* _Problem details_:
The entries below are to be retyped exactly. Preserve every word.

* _Excerpted data_:
^^^^^^^^^^^^^^^^
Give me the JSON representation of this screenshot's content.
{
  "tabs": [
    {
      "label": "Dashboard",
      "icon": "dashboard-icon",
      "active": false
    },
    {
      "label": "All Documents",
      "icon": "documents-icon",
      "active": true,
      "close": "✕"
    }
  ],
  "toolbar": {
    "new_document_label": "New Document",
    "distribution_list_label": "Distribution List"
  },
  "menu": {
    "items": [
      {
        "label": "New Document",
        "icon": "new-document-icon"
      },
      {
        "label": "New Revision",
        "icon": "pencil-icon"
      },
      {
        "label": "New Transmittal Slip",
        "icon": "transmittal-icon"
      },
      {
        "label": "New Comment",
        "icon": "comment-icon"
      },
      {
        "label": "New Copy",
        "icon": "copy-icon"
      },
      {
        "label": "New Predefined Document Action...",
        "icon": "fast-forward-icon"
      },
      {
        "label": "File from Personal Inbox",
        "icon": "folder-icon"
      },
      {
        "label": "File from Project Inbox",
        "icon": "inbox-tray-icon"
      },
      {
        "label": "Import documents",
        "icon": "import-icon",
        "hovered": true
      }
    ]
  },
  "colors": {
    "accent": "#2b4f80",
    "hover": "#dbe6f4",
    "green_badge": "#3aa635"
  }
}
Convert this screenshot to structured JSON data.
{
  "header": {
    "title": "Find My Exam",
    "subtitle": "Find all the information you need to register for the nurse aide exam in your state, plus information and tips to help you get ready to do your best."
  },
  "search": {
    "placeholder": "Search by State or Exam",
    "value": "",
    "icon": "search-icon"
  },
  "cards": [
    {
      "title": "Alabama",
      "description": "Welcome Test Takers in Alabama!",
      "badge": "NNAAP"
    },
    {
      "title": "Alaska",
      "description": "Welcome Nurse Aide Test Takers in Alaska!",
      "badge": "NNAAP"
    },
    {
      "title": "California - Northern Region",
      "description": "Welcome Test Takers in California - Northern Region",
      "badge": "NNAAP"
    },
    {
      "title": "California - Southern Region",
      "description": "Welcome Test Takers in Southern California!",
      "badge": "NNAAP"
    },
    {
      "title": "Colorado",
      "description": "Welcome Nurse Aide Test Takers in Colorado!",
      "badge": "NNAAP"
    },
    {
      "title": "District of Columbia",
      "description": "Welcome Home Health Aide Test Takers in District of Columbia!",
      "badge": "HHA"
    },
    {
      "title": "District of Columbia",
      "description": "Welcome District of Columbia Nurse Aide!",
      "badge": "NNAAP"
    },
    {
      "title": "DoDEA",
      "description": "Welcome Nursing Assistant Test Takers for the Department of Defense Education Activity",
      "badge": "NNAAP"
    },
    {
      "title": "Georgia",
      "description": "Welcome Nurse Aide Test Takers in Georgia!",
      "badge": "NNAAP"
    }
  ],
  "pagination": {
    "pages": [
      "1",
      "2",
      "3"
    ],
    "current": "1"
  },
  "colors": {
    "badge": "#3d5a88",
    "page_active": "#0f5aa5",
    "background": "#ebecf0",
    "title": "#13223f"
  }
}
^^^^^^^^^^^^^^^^
* _Written response_:
Give me the JSON representation of this screenshot's content.
{
  "tabs": [
    {
      "label": "Dashboard",
      "icon": "dashboard-icon",
      "active": false
    },
    {
      "label": "All Documents",
      "icon": "documents-icon",
      "active": true,
      "close": "✕"
    }
  ],
  "toolbar": {
    "new_document_label": "New Document",
    "distribution_list_label": "Distribution List"
  },
  "menu": {
    "items": [
      {
        "label": "New Document",
        "icon": "new-document-icon"
      },
      {
        "label": "New Revision",
        "icon": "pencil-icon"
      },
      {
        "label": "New Transmittal Slip",
        "icon": "transmittal-icon"
      },
      {
        "label": "New Comment",
        "icon": "comment-icon"
      },
      {
        "label": "New Copy",
        "icon": "copy-icon"
      },
      {
        "label": "New Predefined Document Action...",
        "icon": "fast-forward-icon"
      },
      {
        "label": "File from Personal Inbox",
        "icon": "folder-icon"
      },
      {
        "label": "File from Project Inbox",
        "icon": "inbox-tray-icon"
      },
      {
        "label": "Import documents",
        "icon": "import-icon",
        "hovered": true
      }
    ]
  },
  "colors": {
    "accent": "#2b4f80",
    "hover": "#dbe6f4",
    "green_badge": "#3aa635"
  }
}
Convert this screenshot to structured JSON data.
{
  "header": {
    "title": "Find My Exam",
    "subtitle": "Find all the information you need to register for the nurse aide exam in your state, plus information and tips to help you get ready to do your best."
  },
  "search": {
    "placeholder": "Search by State or Exam",
    "value": "",
    "icon": "search-icon"
  },
  "cards": [
    {
      "title": "Alabama",
      "description": "Welcome Test Takers in Alabama!",
      "badge": "NNAAP"
    },
    {
      "title": "Alaska",
      "description": "Welcome Nurse Aide Test Takers in Alaska!",
      "badge": "NNAAP"
    },
    {
      "title": "California - Northern Region",
      "description": "Welcome Test Takers in California - Northern Region",
      "badge": "NNAAP"
    },
    {
      "title": "California - Southern Region",
      "description": "Welcome Test Takers in Southern California!",
      "badge": "NNAAP"
    },
    {
      "title": "Colorado",
      "description": "Welcome Nurse Aide Test Takers in Colorado!",
      "badge": "NNAAP"
    },
    {
      "title": "District of Columbia",
      "description": "Welcome Home Health Aide Test Takers in District of Columbia!",
      "badge": "HHA"
    },
    {
      "title": "District of Columbia",
      "description": "Welcome District of Columbia Nurse Aide!",
      "badge": "NNAAP"
    },
    {
      "title": "DoDEA",
      "description": "Welcome Nursing Assistant Test Takers for the Department of Defense Education Activity",
      "badge": "NNAAP"
    },
    {
      "title": "Georgia",
      "description": "Welcome Nurse Aide Test Takers in Georgia!",
      "badge": "NNAAP"
    }
  ],
  "pagination": {
    "pages": [
      "1",
      "2",
      "3"
    ],
    "current": "1"
  },
  "colors": {
    "badge": "#3d5a88",
    "page_active": "#0f5aa5",
    "background": "#ebecf0",
    "title": "#13223f"
  }
}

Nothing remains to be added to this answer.